--- EXERCISE BRIEF ---
Filter the data for "JSON" and copy matching lines.

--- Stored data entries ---
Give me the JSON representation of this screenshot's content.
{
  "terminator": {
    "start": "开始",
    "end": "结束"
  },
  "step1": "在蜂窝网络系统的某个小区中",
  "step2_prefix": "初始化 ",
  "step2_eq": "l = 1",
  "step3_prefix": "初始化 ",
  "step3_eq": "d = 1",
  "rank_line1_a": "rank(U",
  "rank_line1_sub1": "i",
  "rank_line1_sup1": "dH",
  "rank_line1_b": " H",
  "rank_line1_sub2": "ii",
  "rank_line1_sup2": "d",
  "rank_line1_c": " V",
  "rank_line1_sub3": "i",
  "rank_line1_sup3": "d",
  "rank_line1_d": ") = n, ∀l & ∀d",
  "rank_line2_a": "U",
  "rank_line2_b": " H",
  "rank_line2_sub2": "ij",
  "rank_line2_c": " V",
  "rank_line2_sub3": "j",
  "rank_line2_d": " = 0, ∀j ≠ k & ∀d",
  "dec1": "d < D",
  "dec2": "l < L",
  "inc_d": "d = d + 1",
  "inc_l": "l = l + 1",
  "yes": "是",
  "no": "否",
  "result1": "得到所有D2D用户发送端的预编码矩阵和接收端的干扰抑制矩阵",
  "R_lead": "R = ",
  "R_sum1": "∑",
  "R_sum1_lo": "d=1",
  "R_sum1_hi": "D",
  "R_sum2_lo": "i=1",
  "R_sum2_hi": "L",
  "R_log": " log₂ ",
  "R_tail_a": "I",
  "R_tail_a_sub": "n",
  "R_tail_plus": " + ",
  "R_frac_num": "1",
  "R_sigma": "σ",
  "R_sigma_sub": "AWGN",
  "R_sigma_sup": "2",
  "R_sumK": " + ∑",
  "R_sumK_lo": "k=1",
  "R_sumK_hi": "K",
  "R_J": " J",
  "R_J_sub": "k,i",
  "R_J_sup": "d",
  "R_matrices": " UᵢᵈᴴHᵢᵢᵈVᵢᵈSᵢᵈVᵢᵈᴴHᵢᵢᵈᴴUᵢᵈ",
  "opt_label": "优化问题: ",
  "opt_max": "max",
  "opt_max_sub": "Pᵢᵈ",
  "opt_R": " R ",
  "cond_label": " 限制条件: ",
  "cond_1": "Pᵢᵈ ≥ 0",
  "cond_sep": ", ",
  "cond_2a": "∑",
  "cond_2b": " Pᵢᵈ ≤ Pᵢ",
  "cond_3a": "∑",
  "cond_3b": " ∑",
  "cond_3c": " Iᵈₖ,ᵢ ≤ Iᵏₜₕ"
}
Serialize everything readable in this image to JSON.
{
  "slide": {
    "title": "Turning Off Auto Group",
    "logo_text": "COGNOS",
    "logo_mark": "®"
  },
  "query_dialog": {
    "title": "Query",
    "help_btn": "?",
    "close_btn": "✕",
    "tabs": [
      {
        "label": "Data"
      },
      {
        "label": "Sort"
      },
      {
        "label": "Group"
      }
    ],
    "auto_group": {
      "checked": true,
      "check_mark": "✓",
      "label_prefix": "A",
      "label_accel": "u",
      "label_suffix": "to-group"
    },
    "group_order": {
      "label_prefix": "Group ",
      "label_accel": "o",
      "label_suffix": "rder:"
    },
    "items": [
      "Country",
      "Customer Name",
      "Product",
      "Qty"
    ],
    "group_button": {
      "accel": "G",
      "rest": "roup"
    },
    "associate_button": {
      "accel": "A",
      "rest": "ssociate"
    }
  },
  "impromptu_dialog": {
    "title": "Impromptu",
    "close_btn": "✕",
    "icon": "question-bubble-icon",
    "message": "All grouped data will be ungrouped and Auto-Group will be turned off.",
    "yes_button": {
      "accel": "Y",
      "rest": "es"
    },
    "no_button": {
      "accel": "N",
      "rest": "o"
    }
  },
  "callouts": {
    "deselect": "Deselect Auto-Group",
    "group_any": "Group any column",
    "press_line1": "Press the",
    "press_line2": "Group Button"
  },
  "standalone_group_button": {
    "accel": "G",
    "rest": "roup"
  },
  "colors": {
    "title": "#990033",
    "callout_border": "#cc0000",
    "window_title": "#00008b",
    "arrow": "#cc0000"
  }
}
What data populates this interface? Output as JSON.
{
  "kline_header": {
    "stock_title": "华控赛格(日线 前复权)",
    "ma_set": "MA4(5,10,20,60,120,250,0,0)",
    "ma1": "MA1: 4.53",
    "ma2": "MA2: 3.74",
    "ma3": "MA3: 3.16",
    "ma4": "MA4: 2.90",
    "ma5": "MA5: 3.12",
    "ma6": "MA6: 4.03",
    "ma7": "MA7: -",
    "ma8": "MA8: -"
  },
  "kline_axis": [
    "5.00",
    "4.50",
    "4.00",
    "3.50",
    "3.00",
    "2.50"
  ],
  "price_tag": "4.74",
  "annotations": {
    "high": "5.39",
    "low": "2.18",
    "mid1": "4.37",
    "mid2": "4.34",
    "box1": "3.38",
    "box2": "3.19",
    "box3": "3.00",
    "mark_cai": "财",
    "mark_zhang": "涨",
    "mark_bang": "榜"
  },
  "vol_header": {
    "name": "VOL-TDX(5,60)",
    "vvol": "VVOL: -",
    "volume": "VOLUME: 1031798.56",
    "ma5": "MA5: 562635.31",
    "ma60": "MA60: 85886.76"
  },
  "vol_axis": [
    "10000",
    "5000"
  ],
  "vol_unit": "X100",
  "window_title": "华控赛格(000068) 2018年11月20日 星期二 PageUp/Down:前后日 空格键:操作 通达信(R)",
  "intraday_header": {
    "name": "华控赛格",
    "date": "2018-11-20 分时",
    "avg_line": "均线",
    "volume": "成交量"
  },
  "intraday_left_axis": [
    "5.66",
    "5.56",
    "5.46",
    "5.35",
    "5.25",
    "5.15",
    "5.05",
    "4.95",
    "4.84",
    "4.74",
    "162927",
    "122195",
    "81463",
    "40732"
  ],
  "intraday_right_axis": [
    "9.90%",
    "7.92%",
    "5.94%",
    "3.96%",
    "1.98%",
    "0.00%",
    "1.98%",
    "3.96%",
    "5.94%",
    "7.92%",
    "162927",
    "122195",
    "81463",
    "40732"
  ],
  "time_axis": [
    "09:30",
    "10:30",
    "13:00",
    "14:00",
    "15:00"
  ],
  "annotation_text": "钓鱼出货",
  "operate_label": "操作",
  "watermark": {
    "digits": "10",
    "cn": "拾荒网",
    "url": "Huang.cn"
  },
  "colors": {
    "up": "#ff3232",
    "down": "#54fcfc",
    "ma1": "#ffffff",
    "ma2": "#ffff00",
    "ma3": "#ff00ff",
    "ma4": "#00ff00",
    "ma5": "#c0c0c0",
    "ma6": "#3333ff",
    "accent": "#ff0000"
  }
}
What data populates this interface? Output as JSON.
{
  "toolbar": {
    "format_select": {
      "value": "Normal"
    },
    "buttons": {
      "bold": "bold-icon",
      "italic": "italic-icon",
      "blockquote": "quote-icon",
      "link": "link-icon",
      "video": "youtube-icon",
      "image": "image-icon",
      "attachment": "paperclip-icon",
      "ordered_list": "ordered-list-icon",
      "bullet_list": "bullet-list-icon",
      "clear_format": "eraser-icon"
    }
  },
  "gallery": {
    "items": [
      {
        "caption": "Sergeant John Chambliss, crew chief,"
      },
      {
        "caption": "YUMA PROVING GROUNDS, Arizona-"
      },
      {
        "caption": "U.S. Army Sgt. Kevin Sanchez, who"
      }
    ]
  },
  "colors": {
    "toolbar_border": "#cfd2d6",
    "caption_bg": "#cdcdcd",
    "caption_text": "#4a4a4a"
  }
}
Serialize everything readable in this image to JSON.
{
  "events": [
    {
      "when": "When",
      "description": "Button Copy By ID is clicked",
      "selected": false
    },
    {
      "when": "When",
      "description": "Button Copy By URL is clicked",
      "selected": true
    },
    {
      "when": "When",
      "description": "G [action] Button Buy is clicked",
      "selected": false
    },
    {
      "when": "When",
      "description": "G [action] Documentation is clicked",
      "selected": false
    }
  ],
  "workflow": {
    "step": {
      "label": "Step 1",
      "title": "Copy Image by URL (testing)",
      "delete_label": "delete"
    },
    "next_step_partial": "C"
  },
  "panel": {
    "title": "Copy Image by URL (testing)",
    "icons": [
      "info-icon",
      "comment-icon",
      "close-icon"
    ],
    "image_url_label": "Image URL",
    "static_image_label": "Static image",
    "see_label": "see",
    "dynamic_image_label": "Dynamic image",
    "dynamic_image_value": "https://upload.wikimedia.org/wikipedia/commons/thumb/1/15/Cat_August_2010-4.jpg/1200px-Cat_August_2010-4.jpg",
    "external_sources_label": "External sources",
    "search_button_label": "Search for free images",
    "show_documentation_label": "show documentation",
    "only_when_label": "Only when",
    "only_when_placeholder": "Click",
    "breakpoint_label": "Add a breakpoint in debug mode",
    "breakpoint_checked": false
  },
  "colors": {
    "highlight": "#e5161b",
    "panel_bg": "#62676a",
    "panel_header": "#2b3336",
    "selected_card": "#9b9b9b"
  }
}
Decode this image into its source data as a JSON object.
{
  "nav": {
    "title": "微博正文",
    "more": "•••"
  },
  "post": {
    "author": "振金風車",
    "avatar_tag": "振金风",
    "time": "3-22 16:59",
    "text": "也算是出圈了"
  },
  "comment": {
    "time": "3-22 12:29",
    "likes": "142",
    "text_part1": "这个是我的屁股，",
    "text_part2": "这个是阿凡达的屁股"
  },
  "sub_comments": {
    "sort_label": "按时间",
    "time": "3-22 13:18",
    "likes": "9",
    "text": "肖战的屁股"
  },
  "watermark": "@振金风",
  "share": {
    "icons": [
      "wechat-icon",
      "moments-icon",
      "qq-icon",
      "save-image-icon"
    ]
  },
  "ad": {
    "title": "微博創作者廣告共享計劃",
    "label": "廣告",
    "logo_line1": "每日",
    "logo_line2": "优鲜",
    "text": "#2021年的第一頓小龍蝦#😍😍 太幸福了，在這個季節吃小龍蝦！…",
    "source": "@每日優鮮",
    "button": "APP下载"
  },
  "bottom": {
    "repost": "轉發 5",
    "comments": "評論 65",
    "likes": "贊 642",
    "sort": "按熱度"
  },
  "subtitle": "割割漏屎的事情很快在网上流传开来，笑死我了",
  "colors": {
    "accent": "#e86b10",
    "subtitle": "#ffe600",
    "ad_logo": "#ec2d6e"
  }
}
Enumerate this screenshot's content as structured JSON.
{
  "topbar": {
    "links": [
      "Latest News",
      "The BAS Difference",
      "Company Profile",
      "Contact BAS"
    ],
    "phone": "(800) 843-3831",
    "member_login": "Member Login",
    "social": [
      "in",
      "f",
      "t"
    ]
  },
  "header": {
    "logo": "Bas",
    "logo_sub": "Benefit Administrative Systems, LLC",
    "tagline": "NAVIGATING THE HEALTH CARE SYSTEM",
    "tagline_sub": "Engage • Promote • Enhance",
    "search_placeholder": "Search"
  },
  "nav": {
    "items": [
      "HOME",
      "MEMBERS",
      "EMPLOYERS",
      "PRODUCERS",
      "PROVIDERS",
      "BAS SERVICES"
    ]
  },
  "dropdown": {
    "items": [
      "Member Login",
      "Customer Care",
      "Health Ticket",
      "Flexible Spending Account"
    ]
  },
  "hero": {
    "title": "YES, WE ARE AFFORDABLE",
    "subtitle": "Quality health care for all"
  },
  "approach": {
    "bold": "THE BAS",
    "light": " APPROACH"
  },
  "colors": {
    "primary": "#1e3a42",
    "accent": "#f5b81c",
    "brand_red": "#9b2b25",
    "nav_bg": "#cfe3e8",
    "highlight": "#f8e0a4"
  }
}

--- TASK SOLUTION ---
Give me the JSON representation of this screenshot's content.
Serialize everything readable in this image to JSON.
What data populates this interface? Output as JSON.
What data populates this interface? Output as JSON.
Serialize everything readable in this image to JSON.
Decode this image into its source data as a JSON object.
Enumerate this screenshot's content as structured JSON.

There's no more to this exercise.